There is a perception that terracotta is very expensive, but the price has come down over the years. It can be very cost effective when budget is the driving factor. There are many examples of Shildan projects ranging from K-8 schools to government hospitals that have very cost effective designs.
For more customized designs like The 105, Shildan works to optimize terracotta dies and systems and finds solutions that keep costs as low as possible. Understanding the design, performance, and budget needs early helps to keep a project on-track. When we work with a new owner or architect, they are usually surprised by the affordability and tell us they wish they had used it on more projects.
What is the design/engineering process like for a project?
We start with the materials. We test different raw materials for strength, color, acid, and frost resistance and test every new glaze. There are many factors that need to be met at the beginning regarding raw materials. Then we use a lot of technology, like software and 3D printers, to determine how to engineer a specific shape or panel design. We decide on shape, depth, width, length, and other details. Then we think about shipment, how and will the product sustain the trip? We try to catch any potential problems early on.
After that it becomes about the system as a whole. We determine the best system to meet design, safety, and functionality requirements. We discuss the best practices for system design and installation and work out the joints. For a curtainwall on a high-rise, we will add an additional stainless steel clip. Or we might interlock the panels, so if you were to flip the whole system upside down it would stay in place. We offer a training program for installers who have not worked with our product before. We want to think about potential issues and offer solutions throughout the process. We try to think of everything.

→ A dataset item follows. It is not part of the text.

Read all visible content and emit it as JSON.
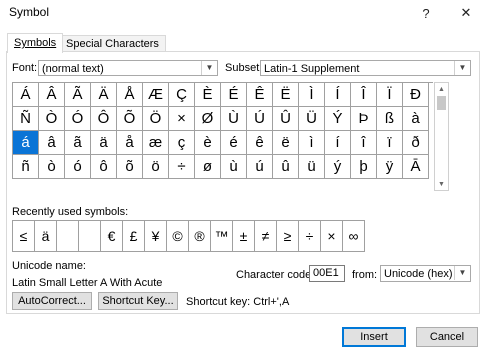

Every project has a story, and we are proud to be part of the narrative for so many iconic high-performing facades all over the US and around the world.